Amongst the species of wildlife that can be seen in Barbados, there are two much-loved animals; the Green Monkey and the Hawksbill Sea Turtle.
About 350 years ago the Green Monkey arrived in Barbados from Senegal and the Gambia. As a result of environmental differences and evolution, the Barbados monkeys differ from their ancestors. They can be seen all over the island wherever there is natural vegetation and woodland. The infant monkeys often appear blue in colour but as they mature they develop a thick fur which is brownish-grey with specks of yellow and olive green which in some lights looks green.
The critically endangered Hawksbill Sea Turtle is distinguished from other sea turtles by its sharp, curving beak and serrated edge to its shell margins. They are believed to only start breed when they are 20+ years old and Barbados is currently home to the second-largest Hawksbill turtle nesting population in the Wider Caribbean, with up to 500 females nesting per year. Barbados has an active monitoring and conservation programme to protect the nesting female and hatchlings.
During one of her many trips to research new product and skilled craftspeople, Jenny met a couple of hugely talented sculptors of animals. Together they have developed a series of limited edition sculptures of Green Monkeys and Hawksbill Sea Turtles for the Barbados showroom. Modelled in ceramics, they are fired using the ancient and difficult Japanese Raku technique which is mainly black and white with a touch of colour and results attractive textures and crackling of the glaze.
Early in December 2013, the first batch of the large monkeys and their babies were installed in the showroom window in Barbados together with a large Sea Turtle. Each monkey or turtle is individually sculpted and has its own character. They were in the window for a couple of days and the whole stock sold immediately.

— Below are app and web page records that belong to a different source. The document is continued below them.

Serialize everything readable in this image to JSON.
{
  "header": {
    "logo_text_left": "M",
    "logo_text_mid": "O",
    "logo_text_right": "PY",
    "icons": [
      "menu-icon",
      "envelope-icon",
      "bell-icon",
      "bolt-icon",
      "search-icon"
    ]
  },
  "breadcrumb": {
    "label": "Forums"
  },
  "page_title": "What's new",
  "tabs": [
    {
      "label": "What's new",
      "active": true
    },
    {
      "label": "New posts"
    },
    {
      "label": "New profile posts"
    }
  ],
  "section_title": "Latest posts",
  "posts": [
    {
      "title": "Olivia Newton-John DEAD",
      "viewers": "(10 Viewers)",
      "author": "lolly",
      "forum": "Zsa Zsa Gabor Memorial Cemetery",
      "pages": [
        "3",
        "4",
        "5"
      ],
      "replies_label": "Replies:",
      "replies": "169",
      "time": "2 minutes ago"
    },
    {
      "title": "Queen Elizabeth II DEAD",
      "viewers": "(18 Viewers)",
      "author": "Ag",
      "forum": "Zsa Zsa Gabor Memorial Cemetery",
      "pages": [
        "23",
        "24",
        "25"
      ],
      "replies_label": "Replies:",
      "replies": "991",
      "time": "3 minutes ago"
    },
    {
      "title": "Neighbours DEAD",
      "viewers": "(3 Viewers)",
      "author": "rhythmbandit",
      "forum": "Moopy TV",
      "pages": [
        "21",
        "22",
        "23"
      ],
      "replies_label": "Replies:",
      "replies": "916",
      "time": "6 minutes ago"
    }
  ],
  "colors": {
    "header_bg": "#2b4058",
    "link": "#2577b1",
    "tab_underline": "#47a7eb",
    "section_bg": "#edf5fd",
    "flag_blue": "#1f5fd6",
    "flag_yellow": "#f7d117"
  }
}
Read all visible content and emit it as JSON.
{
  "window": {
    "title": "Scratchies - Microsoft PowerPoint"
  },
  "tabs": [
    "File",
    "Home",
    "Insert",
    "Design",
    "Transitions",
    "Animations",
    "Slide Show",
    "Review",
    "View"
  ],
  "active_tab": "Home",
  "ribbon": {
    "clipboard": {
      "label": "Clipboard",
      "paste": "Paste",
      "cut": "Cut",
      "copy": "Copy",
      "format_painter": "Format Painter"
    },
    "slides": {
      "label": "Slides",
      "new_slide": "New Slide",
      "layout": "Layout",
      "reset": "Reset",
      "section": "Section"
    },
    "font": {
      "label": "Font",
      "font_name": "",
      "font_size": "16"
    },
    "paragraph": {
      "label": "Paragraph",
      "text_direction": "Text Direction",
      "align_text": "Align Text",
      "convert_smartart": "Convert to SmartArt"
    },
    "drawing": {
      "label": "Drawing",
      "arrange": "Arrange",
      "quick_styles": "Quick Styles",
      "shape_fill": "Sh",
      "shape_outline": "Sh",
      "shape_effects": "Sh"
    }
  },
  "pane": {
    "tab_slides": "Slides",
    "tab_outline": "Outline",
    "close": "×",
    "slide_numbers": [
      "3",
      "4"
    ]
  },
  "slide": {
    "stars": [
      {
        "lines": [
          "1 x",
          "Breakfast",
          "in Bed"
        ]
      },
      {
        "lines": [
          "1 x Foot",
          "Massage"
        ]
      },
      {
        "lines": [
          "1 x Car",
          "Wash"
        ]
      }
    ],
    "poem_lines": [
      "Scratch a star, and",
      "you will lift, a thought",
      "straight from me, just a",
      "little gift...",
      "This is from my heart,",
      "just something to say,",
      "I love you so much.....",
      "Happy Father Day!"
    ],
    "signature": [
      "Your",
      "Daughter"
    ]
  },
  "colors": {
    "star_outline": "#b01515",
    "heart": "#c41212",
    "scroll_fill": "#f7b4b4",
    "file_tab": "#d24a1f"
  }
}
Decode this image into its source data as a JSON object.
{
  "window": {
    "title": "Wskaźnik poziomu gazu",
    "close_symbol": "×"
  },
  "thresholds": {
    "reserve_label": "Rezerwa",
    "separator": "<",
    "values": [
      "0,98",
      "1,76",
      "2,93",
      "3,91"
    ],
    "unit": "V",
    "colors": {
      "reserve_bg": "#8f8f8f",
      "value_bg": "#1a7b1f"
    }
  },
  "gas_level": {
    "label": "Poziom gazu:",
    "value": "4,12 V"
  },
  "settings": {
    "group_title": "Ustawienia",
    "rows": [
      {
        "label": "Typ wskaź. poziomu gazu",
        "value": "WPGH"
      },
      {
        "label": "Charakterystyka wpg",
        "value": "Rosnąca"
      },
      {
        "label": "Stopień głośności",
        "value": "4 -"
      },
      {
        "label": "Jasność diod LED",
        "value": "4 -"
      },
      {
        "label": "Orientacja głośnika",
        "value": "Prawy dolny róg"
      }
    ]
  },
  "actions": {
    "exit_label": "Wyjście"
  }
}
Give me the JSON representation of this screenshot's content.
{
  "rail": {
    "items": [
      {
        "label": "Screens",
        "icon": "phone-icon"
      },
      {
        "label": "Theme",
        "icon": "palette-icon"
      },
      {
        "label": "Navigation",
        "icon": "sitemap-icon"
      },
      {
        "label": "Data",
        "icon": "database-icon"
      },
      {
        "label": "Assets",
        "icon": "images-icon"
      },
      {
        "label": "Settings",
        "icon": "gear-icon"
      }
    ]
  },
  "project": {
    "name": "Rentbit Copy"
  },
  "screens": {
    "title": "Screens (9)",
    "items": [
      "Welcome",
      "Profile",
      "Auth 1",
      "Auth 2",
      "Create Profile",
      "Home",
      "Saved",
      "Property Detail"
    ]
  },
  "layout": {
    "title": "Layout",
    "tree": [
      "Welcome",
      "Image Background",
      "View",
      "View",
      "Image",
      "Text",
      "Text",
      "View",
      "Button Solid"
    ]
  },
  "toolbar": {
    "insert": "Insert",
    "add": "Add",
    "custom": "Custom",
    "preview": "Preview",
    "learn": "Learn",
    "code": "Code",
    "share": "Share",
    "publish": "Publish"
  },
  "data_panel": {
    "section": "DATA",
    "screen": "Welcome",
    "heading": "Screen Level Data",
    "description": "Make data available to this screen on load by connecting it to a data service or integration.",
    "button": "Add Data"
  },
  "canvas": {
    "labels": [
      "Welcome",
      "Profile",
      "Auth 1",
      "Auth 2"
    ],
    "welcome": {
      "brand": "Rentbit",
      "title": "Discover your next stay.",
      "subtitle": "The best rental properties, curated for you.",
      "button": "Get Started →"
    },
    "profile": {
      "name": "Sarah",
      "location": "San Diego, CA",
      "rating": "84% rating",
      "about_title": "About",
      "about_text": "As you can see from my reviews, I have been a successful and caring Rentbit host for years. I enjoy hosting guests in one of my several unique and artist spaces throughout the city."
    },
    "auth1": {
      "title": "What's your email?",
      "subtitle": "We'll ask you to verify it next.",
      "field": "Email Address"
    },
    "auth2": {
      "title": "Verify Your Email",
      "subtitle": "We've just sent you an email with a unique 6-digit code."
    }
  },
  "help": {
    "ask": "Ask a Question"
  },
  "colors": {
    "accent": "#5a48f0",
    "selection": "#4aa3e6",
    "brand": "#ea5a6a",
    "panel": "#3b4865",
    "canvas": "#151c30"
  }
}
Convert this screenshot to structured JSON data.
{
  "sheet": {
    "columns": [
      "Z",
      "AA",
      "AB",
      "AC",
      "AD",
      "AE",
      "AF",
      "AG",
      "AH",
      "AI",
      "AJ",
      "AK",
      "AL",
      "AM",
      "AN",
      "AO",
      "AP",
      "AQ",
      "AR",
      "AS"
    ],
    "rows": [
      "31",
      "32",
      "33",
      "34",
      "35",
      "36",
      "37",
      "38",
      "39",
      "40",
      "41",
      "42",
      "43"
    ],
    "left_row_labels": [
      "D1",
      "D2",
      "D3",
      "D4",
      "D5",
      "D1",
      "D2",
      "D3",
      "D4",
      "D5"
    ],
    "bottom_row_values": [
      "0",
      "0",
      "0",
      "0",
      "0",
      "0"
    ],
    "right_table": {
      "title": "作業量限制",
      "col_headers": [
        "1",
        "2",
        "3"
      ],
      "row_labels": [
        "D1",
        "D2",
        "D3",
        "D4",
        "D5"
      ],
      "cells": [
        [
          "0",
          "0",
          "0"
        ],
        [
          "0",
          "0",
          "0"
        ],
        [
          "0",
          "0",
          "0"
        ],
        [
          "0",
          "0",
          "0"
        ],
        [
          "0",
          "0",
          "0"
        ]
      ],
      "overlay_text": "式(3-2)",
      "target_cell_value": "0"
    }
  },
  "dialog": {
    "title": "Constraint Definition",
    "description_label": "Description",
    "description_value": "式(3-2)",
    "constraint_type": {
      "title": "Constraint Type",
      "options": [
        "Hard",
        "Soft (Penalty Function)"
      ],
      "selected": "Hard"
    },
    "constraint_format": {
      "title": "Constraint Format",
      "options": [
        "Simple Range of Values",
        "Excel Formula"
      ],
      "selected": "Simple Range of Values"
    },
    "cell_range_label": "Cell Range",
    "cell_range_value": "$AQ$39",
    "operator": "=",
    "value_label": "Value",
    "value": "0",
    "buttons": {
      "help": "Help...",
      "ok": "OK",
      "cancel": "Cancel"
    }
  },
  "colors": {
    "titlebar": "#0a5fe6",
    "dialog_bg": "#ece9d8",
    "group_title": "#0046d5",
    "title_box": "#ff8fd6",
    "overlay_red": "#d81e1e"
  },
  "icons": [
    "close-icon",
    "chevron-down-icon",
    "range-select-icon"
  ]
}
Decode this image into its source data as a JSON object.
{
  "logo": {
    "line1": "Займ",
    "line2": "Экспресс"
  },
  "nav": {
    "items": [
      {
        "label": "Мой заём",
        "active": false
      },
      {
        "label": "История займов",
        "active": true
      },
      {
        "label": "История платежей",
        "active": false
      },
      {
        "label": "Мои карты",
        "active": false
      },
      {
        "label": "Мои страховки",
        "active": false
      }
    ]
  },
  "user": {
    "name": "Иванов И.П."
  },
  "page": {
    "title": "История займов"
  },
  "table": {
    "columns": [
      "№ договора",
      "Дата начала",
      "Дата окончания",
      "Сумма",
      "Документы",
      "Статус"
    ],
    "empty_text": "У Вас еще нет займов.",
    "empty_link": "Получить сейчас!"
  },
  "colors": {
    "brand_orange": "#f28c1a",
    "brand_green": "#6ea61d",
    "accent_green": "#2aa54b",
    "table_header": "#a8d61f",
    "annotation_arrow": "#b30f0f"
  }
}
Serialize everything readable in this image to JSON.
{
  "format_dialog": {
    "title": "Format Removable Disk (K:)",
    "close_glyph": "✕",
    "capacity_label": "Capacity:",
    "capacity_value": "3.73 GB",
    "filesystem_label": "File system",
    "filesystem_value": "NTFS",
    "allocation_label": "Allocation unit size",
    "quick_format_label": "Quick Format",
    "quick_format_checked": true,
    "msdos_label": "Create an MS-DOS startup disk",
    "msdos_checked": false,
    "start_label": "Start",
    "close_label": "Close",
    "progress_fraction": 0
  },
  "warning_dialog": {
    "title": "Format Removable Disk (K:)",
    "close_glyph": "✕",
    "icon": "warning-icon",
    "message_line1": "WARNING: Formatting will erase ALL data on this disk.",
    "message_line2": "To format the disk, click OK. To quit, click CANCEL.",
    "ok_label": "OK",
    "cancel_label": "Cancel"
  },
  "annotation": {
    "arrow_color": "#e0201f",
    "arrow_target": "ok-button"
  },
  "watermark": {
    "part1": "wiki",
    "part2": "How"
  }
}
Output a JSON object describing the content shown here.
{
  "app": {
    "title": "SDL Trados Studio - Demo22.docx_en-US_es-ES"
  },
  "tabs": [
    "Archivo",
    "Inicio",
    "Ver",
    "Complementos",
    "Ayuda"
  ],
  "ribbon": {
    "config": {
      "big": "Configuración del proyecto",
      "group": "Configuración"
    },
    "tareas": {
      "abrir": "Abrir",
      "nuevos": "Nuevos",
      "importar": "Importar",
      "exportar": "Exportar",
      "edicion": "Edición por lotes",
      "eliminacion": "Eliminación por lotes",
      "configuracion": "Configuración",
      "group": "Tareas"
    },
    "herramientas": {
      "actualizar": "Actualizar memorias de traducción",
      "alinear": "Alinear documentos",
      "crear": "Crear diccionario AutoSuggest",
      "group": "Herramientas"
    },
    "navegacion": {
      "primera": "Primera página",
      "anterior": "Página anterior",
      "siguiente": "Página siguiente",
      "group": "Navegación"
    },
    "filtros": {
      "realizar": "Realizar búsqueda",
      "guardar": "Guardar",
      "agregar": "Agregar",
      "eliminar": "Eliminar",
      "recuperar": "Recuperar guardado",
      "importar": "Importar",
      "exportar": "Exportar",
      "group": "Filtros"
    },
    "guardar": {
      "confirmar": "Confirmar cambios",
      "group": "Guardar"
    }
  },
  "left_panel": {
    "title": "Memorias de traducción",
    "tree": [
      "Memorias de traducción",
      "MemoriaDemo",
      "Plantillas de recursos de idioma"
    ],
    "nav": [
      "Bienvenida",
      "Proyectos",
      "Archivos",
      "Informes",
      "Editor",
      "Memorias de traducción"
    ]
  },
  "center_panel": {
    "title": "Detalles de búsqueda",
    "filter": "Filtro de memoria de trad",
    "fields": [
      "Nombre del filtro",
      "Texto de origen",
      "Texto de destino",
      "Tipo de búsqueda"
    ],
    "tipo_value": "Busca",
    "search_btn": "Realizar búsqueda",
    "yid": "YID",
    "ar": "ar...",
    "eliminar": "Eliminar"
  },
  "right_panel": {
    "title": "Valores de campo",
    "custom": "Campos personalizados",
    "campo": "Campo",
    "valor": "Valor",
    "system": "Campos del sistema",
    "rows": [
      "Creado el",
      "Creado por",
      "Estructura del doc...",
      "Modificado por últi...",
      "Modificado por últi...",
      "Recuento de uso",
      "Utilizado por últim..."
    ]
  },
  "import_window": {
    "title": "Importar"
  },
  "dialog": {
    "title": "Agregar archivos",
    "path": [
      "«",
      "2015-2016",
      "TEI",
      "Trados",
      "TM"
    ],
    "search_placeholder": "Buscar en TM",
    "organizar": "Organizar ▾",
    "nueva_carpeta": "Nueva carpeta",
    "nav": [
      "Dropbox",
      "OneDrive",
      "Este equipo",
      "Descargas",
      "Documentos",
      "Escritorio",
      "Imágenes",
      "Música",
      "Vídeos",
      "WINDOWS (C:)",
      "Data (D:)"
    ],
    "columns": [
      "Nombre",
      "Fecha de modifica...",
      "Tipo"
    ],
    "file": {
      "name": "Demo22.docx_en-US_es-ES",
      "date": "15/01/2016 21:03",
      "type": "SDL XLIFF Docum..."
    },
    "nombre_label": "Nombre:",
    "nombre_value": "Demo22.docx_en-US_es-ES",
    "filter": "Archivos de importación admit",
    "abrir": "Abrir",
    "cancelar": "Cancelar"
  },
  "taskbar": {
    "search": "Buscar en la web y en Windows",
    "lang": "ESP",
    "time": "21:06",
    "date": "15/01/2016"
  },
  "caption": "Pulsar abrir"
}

A second edition of monkey sculptures was delivered in January and all the baby monkeys sold in a week.
Aren’t they wonderful?